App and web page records
□ □ □ □ □ □ □

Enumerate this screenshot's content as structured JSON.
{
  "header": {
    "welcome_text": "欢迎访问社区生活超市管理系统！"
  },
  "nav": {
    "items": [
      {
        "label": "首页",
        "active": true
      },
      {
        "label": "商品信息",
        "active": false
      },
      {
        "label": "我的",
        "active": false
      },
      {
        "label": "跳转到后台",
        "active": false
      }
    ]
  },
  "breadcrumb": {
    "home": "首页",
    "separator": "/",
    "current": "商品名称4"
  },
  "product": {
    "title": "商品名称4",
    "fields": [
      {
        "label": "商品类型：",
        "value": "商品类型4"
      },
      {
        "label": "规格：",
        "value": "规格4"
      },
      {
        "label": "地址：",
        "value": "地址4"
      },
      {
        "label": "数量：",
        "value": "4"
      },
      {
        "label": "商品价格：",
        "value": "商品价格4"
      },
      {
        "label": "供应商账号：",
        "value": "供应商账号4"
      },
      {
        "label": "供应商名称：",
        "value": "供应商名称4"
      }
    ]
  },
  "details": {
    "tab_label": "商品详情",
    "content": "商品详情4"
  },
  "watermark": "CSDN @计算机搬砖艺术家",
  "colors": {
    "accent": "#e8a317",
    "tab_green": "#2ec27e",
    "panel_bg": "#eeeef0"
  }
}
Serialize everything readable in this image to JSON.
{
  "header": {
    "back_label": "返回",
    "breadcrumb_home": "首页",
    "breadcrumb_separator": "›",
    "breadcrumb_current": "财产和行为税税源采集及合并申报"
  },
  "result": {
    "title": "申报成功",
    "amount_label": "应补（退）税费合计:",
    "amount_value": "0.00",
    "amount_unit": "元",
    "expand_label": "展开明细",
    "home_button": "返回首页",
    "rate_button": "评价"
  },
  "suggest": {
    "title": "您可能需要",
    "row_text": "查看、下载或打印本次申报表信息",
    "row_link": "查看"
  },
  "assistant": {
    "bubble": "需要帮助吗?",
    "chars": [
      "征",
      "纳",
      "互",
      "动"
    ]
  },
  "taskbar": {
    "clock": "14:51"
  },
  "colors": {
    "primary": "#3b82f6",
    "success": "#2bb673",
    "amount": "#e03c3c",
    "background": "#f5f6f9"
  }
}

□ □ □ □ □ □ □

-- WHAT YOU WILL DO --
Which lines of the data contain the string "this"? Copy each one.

-- RESPONSE BOX --
Enumerate this screenshot's content as structured JSON.
Serialize everything readable in this image to JSON.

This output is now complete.